> **Aim of the exercise**: Give the lines again exactly as they appear, beginning at the one with "Read all visible content and emit it as JSON." and ending at the last line of the records.

> **Material shown**:
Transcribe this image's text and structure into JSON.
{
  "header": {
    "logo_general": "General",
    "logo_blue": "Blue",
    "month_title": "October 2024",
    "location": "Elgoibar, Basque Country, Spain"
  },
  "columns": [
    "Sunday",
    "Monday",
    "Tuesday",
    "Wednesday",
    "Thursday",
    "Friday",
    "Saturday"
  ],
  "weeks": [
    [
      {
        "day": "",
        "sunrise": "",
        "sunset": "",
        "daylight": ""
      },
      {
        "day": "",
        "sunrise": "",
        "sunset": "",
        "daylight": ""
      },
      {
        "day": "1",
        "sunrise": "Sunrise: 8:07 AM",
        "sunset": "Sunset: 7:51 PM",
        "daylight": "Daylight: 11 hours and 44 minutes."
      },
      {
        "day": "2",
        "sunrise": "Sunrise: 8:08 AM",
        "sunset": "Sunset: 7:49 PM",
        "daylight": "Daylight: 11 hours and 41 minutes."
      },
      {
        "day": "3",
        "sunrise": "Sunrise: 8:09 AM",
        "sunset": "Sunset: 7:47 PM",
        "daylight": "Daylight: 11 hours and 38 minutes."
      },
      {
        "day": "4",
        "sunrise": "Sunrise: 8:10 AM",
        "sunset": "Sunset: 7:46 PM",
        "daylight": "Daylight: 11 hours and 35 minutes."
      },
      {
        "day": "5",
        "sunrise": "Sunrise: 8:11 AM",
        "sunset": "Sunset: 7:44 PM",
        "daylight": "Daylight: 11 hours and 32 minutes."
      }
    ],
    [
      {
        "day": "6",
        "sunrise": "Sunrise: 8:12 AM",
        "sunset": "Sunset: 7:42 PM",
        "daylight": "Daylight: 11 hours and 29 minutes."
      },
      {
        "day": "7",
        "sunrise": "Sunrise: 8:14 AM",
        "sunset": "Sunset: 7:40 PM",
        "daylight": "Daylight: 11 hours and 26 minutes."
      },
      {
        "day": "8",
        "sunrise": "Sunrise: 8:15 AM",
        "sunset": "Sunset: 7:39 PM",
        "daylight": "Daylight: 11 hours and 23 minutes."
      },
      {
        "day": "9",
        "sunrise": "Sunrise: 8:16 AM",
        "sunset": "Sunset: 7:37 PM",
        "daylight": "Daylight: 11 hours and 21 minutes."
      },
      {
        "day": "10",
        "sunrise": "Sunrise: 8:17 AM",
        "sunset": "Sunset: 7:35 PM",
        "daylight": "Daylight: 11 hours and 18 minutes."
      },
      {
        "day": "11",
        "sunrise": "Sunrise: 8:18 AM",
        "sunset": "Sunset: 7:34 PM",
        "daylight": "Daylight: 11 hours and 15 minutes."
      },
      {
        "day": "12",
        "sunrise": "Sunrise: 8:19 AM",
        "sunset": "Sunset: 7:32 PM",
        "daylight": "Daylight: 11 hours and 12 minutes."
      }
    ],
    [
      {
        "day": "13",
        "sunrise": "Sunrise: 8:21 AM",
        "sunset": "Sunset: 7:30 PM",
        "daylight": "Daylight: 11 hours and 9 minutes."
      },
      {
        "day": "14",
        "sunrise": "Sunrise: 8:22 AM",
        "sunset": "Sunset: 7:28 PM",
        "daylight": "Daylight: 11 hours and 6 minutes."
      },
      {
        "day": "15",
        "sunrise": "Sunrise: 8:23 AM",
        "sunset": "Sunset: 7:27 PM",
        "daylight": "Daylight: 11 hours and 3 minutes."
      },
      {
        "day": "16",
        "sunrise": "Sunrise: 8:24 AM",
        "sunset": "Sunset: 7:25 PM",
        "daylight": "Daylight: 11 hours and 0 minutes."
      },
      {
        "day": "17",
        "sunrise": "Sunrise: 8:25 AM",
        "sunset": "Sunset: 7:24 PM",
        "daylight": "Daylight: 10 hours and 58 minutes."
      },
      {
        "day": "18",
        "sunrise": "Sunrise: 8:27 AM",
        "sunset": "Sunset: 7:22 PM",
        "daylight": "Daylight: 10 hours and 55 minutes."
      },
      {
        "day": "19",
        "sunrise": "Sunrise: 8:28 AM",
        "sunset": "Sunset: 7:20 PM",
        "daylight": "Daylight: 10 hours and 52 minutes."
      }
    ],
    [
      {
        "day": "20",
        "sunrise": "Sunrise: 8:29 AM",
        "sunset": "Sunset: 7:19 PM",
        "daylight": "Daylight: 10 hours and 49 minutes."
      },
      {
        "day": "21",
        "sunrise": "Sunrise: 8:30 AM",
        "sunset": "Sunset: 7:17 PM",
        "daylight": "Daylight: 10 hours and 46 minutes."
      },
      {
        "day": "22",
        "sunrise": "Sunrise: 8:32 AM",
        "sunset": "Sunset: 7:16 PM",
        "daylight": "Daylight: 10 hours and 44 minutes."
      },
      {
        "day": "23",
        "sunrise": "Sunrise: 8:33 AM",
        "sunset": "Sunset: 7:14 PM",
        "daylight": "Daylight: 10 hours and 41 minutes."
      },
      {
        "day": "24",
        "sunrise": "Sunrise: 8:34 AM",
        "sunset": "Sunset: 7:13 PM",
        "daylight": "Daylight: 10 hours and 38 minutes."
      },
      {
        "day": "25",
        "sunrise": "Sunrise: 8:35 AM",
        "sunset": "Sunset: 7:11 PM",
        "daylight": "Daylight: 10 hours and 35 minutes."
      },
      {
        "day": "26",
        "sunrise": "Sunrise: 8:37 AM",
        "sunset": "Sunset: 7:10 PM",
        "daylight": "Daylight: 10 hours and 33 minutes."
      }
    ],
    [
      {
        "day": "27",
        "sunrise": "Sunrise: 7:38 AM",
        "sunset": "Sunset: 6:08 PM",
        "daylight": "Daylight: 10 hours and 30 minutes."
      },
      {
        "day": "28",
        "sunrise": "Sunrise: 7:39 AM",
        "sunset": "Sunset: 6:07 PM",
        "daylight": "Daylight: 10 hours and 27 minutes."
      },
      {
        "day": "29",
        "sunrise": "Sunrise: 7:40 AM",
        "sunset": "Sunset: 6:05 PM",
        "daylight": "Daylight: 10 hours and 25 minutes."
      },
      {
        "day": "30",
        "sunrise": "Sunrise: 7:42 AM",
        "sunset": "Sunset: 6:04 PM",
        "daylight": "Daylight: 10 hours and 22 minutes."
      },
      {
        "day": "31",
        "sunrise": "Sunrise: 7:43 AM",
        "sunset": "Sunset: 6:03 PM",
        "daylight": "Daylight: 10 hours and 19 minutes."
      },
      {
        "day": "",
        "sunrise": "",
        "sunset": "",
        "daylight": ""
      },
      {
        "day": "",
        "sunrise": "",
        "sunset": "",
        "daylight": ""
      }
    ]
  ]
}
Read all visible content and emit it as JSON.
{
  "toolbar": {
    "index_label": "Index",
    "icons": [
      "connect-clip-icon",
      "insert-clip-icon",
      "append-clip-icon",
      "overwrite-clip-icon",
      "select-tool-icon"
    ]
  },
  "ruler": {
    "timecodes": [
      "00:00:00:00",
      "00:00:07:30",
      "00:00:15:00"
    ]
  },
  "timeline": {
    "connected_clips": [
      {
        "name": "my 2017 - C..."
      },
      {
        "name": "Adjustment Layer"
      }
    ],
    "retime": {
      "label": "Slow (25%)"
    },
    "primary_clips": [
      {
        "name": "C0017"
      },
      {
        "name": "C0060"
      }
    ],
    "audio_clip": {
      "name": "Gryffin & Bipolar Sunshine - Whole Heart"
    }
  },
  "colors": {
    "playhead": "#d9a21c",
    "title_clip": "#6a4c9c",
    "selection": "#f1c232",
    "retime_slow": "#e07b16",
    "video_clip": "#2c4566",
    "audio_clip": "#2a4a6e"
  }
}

> **Solved exercise**:
Read all visible content and emit it as JSON.
{
  "toolbar": {
    "index_label": "Index",
    "icons": [
      "connect-clip-icon",
      "insert-clip-icon",
      "append-clip-icon",
      "overwrite-clip-icon",
      "select-tool-icon"
    ]
  },
  "ruler": {
    "timecodes": [
      "00:00:00:00",
      "00:00:07:30",
      "00:00:15:00"
    ]
  },
  "timeline": {
    "connected_clips": [
      {
        "name": "my 2017 - C..."
      },
      {
        "name": "Adjustment Layer"
      }
    ],
    "retime": {
      "label": "Slow (25%)"
    },
    "primary_clips": [
      {
        "name": "C0017"
      },
      {
        "name": "C0060"
      }
    ],
    "audio_clip": {
      "name": "Gryffin & Bipolar Sunshine - Whole Heart"
    }
  },
  "colors": {
    "playhead": "#d9a21c",
    "title_clip": "#6a4c9c",
    "selection": "#f1c232",
    "retime_slow": "#e07b16",
    "video_clip": "#2c4566",
    "audio_clip": "#2a4a6e"
  }
}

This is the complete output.